DATA FOR ANALYSIS: Begin

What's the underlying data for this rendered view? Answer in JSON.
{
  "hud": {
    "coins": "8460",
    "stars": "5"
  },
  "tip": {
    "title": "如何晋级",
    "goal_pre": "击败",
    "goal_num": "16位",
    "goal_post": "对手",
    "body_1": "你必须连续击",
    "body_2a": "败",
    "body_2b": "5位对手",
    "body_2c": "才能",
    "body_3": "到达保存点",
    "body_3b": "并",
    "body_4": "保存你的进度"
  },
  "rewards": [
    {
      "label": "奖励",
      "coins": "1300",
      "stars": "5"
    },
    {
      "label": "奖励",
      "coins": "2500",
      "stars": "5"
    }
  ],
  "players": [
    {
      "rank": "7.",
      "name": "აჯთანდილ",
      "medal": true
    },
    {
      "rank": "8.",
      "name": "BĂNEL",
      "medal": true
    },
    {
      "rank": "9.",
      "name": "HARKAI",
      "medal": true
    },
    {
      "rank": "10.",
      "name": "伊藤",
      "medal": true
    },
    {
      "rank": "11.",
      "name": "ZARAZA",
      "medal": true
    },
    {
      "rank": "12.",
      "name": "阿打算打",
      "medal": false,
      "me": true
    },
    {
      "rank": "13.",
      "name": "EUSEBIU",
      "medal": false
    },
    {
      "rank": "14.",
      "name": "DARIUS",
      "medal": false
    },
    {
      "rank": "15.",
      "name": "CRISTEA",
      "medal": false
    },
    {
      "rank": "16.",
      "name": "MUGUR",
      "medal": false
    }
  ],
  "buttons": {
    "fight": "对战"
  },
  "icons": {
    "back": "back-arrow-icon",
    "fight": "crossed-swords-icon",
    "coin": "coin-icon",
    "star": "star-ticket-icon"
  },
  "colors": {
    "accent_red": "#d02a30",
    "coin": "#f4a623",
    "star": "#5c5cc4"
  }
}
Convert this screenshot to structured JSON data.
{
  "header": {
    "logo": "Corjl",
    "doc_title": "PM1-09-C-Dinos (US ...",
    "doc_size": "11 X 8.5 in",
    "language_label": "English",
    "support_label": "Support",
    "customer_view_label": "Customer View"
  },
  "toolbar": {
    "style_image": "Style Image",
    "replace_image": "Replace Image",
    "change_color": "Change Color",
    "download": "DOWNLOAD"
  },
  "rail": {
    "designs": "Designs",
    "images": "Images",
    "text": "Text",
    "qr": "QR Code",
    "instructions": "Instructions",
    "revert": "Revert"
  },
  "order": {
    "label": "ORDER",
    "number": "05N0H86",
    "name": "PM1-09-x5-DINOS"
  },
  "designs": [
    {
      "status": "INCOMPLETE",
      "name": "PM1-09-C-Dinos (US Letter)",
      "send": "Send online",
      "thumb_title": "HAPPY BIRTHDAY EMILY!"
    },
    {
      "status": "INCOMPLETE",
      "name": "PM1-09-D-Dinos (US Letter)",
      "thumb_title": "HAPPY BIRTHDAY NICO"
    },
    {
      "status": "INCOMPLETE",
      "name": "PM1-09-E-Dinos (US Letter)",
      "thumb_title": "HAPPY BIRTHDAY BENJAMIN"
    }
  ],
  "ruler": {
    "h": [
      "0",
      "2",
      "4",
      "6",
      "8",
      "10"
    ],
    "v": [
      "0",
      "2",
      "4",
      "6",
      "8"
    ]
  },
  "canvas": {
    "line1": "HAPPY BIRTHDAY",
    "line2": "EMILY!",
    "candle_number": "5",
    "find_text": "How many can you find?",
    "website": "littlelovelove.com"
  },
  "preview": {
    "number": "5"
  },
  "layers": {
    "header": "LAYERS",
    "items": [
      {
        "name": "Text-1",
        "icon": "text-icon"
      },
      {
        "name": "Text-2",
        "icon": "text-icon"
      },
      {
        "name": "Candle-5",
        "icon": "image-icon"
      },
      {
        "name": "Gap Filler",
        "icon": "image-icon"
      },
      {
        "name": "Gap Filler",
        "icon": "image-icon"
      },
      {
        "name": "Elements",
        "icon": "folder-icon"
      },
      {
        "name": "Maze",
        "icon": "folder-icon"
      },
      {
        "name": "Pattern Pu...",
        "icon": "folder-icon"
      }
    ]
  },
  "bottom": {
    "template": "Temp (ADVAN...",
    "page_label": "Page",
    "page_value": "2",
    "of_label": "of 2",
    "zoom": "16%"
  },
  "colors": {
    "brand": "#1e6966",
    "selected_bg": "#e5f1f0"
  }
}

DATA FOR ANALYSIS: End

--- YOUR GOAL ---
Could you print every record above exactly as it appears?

--- TASK RESPONSE ---
What's the underlying data for this rendered view? Answer in JSON.
{
  "hud": {
    "coins": "8460",
    "stars": "5"
  },
  "tip": {
    "title": "如何晋级",
    "goal_pre": "击败",
    "goal_num": "16位",
    "goal_post": "对手",
    "body_1": "你必须连续击",
    "body_2a": "败",
    "body_2b": "5位对手",
    "body_2c": "才能",
    "body_3": "到达保存点",
    "body_3b": "并",
    "body_4": "保存你的进度"
  },
  "rewards": [
    {
      "label": "奖励",
      "coins": "1300",
      "stars": "5"
    },
    {
      "label": "奖励",
      "coins": "2500",
      "stars": "5"
    }
  ],
  "players": [
    {
      "rank": "7.",
      "name": "აჯთანდილ",
      "medal": true
    },
    {
      "rank": "8.",
      "name": "BĂNEL",
      "medal": true
    },
    {
      "rank": "9.",
      "name": "HARKAI",
      "medal": true
    },
    {
      "rank": "10.",
      "name": "伊藤",
      "medal": true
    },
    {
      "rank": "11.",
      "name": "ZARAZA",
      "medal": true
    },
    {
      "rank": "12.",
      "name": "阿打算打",
      "medal": false,
      "me": true
    },
    {
      "rank": "13.",
      "name": "EUSEBIU",
      "medal": false
    },
    {
      "rank": "14.",
      "name": "DARIUS",
      "medal": false
    },
    {
      "rank": "15.",
      "name": "CRISTEA",
      "medal": false
    },
    {
      "rank": "16.",
      "name": "MUGUR",
      "medal": false
    }
  ],
  "buttons": {
    "fight": "对战"
  },
  "icons": {
    "back": "back-arrow-icon",
    "fight": "crossed-swords-icon",
    "coin": "coin-icon",
    "star": "star-ticket-icon"
  },
  "colors": {
    "accent_red": "#d02a30",
    "coin": "#f4a623",
    "star": "#5c5cc4"
  }
}
Convert this screenshot to structured JSON data.
{
  "header": {
    "logo": "Corjl",
    "doc_title": "PM1-09-C-Dinos (US ...",
    "doc_size": "11 X 8.5 in",
    "language_label": "English",
    "support_label": "Support",
    "customer_view_label": "Customer View"
  },
  "toolbar": {
    "style_image": "Style Image",
    "replace_image": "Replace Image",
    "change_color": "Change Color",
    "download": "DOWNLOAD"
  },
  "rail": {
    "designs": "Designs",
    "images": "Images",
    "text": "Text",
    "qr": "QR Code",
    "instructions": "Instructions",
    "revert": "Revert"
  },
  "order": {
    "label": "ORDER",
    "number": "05N0H86",
    "name": "PM1-09-x5-DINOS"
  },
  "designs": [
    {
      "status": "INCOMPLETE",
      "name": "PM1-09-C-Dinos (US Letter)",
      "send": "Send online",
      "thumb_title": "HAPPY BIRTHDAY EMILY!"
    },
    {
      "status": "INCOMPLETE",
      "name": "PM1-09-D-Dinos (US Letter)",
      "thumb_title": "HAPPY BIRTHDAY NICO"
    },
    {
      "status": "INCOMPLETE",
      "name": "PM1-09-E-Dinos (US Letter)",
      "thumb_title": "HAPPY BIRTHDAY BENJAMIN"
    }
  ],
  "ruler": {
    "h": [
      "0",
      "2",
      "4",
      "6",
      "8",
      "10"
    ],
    "v": [
      "0",
      "2",
      "4",
      "6",
      "8"
    ]
  },
  "canvas": {
    "line1": "HAPPY BIRTHDAY",
    "line2": "EMILY!",
    "candle_number": "5",
    "find_text": "How many can you find?",
    "website": "littlelovelove.com"
  },
  "preview": {
    "number": "5"
  },
  "layers": {
    "header": "LAYERS",
    "items": [
      {
        "name": "Text-1",
        "icon": "text-icon"
      },
      {
        "name": "Text-2",
        "icon": "text-icon"
      },
      {
        "name": "Candle-5",
        "icon": "image-icon"
      },
      {
        "name": "Gap Filler",
        "icon": "image-icon"
      },
      {
        "name": "Gap Filler",
        "icon": "image-icon"
      },
      {
        "name": "Elements",
        "icon": "folder-icon"
      },
      {
        "name": "Maze",
        "icon": "folder-icon"
      },
      {
        "name": "Pattern Pu...",
        "icon": "folder-icon"
      }
    ]
  },
  "bottom": {
    "template": "Temp (ADVAN...",
    "page_label": "Page",
    "page_value": "2",
    "of_label": "of 2",
    "zoom": "16%"
  },
  "colors": {
    "brand": "#1e6966",
    "selected_bg": "#e5f1f0"
  }
}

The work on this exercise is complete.